FYI: Signup for the extended winter season is now beginning. If interested, send us a note with subject line: Winter (and indicate size). Boxes are available either every two weeks or once a month (S or L…)from December until March. It surprises many (including us sometimes!) the variety of local produce which one can have even after freezing temperatures predominate—often more than is available in the early summer. As we mentioned previously, we’re excited to have some of our own canned tomato products for off-season use. See the website for more info. Also, we’re always in need of good dropoff sites for winter pickup. Let us know if you’d like to offer, or know of a business which would fit.

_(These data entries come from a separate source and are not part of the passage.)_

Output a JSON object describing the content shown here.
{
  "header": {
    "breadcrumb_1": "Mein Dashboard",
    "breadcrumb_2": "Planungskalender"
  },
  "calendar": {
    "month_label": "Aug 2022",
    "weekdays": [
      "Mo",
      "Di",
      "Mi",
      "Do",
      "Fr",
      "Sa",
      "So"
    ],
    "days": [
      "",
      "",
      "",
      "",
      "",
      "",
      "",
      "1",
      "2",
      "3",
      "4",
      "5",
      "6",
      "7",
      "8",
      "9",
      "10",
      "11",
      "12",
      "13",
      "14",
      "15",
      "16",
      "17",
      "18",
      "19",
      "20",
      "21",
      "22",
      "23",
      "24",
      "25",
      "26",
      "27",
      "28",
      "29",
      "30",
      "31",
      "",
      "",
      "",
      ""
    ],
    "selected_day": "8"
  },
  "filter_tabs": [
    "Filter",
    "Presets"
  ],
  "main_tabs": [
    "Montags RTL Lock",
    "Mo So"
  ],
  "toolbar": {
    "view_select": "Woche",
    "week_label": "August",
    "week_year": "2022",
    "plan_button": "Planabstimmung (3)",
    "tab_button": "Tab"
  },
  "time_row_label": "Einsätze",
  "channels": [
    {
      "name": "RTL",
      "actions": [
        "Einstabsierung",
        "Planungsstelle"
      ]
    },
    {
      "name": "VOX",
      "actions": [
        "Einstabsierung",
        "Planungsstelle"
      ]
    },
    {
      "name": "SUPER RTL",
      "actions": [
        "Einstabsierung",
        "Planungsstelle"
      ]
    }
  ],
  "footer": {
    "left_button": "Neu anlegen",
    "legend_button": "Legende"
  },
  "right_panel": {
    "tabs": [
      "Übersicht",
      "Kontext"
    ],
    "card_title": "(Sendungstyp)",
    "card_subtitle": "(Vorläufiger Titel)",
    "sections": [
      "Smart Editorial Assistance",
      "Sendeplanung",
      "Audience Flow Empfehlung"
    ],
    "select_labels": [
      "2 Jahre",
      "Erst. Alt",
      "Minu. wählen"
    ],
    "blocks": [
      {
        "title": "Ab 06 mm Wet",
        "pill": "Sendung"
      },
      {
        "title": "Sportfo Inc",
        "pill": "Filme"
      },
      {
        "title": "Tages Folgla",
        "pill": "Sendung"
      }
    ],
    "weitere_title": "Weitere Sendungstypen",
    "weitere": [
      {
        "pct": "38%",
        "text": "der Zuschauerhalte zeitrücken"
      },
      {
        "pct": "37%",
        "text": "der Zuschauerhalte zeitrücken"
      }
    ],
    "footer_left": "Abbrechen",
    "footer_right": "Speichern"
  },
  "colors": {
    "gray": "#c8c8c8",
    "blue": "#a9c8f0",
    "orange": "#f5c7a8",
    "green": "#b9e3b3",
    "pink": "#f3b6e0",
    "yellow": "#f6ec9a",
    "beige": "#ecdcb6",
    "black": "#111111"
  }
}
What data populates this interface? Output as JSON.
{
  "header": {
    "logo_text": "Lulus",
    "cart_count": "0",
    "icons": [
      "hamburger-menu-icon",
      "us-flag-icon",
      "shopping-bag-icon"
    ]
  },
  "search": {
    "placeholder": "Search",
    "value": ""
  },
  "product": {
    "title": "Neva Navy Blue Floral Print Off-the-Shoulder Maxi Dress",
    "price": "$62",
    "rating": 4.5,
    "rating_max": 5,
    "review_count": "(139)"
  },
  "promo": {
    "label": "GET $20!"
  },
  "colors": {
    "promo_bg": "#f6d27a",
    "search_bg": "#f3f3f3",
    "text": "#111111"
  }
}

Of Interest: On Sat. Nov. 7, we will host a workshop event on the farm: Adapting to Climate Change by Building Healthy Soil. This is sponsored by Pennsylvania Association for Sustainable Agriculture. Though primarily for farmers, this is an opportunity to see our farm and come to understand our commitment to constant environmental improvement and long term investment in our soil. There is a charge, and includes a wonderful lunch.
Broccoli Salad: Chop 1 head broccoli into bite size pieces. Stems can be used too, just peel them. Shred 4 oz. cheese. Add ¼ c. chopped onion. Toss with ½ c. raisins. Mix ½ c. mayonnaise, 2 tbs. sugar, 1 tbs. vinegar. Drizzle over salad ingredients and toss well. You can add bacon bits as well.
Dilly Beans: Cook or steam trimmed beans 3-5 min. Drain when beans are still bright green and just tender. Stir 2 Tbs. fresh chopped dill into warm beans. Combine 1/4 tsp red pepper flakes, 1/3 c. cider vinegar, 2 lg. cloves pressed garlic, and 1/2 tsp honey in saucepan and bring quickly to boil. Simmer 2 min., pour over green beans and mix well. Add 1 tbs vegetable oil if desired. Serve hot or chilled.
Citrus Beets: Cook and slip skins off 1 bunch beets. Grate or slice them. Quarter two oranges and chop. Blend 2 peeled oranges in blender with 1tsp honey, and ½ peeled lemon. Combine mixture with grated beets. Add 1tsp. vinegar, craisins, and salt to taste. Chill and let marinade before serving.
Garbanzo Bean and Parsley Dip Blend until smooth-2 c. cooked garbanzo beans, 1 clove garlic, 3 tbs. lemon juice, 1/3 c. tahini, 1/2 tsp. ground cumin, 1/4 tsp soy sauce, and 1/2 c. chopped parsley. If needed add extra bean liquid. Season to taste with salt, pepper and cayenne